──────── AVAILABLE DATA
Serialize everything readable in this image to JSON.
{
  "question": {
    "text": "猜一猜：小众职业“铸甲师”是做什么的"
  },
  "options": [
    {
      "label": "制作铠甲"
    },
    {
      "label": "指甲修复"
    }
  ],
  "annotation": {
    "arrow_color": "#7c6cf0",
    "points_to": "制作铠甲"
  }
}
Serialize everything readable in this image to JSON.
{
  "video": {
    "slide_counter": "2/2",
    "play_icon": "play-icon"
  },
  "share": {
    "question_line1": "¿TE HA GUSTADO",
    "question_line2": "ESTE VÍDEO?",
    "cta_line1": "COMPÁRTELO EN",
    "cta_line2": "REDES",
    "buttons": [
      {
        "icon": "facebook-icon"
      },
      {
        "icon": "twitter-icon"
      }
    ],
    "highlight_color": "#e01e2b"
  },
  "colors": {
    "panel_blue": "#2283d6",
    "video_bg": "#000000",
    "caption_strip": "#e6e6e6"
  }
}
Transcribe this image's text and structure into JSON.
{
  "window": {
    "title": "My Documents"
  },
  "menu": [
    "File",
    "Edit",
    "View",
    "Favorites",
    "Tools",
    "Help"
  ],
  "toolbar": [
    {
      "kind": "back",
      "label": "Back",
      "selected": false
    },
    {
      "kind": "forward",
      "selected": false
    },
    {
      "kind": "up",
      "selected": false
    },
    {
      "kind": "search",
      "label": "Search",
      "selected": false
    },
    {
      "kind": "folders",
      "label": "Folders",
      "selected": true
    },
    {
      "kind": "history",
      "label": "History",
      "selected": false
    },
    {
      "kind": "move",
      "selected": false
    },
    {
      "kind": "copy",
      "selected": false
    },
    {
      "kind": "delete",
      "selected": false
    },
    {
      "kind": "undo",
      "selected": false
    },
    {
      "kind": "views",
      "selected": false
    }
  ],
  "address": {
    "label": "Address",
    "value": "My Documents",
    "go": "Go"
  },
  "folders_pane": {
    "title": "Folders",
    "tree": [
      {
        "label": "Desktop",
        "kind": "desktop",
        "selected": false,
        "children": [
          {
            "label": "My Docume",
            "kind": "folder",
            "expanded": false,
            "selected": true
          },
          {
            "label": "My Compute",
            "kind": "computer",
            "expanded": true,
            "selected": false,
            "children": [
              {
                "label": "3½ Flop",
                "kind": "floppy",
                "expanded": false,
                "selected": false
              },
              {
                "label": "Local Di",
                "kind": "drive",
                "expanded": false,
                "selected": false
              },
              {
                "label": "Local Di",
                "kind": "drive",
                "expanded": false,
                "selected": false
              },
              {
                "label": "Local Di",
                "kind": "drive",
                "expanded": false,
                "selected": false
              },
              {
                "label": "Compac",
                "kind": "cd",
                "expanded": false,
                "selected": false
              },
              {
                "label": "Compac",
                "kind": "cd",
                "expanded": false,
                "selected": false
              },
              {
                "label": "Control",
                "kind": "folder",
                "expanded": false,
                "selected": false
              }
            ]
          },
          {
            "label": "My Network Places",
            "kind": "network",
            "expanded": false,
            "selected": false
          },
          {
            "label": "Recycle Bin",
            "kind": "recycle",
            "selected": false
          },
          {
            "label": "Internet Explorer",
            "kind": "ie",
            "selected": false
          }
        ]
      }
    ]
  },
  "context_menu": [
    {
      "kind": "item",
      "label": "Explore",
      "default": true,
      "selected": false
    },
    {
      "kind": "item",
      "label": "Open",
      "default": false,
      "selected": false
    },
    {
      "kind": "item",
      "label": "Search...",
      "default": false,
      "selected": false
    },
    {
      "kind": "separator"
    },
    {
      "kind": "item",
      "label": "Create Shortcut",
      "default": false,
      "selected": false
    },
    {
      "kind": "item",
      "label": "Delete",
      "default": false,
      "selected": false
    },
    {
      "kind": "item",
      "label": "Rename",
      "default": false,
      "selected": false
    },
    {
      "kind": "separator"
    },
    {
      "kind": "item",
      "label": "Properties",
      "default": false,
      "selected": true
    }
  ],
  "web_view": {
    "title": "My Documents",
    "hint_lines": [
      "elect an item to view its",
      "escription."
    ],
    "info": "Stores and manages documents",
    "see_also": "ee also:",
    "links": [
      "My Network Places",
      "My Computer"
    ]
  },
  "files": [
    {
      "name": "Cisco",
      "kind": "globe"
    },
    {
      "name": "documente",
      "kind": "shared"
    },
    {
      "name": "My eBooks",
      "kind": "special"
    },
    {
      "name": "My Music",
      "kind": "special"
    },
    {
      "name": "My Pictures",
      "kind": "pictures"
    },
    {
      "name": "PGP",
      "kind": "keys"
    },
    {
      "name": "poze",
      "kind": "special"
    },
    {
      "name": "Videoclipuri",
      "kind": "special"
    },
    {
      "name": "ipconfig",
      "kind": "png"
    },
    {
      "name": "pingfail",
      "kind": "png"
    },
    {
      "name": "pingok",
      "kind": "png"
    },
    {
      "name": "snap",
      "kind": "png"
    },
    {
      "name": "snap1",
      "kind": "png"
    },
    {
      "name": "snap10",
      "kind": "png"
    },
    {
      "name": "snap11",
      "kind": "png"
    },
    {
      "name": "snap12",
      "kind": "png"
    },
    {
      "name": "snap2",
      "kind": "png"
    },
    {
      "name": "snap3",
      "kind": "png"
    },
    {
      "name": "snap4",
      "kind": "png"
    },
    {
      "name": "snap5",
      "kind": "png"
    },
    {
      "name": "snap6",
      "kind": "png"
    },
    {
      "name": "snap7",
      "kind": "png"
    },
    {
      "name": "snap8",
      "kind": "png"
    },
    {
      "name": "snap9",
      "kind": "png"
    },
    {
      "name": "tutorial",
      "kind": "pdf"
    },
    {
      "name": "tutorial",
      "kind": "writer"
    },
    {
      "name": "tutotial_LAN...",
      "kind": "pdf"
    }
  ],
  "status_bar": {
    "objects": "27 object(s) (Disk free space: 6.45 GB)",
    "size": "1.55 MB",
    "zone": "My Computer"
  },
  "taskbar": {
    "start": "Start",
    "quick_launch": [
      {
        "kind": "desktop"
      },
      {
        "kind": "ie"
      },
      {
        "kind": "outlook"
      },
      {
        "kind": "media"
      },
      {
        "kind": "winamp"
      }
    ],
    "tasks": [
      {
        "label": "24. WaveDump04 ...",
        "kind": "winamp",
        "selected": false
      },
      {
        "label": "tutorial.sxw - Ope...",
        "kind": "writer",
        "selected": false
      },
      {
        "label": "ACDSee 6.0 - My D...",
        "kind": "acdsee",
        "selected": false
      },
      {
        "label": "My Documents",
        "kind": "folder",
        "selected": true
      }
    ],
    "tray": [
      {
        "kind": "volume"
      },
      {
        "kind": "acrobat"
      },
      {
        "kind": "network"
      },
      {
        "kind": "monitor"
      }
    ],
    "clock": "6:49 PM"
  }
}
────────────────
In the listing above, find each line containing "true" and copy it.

      "selected": true
            "selected": true
            "expanded": true,
      "default": true,
      "selected": true
        "selected": true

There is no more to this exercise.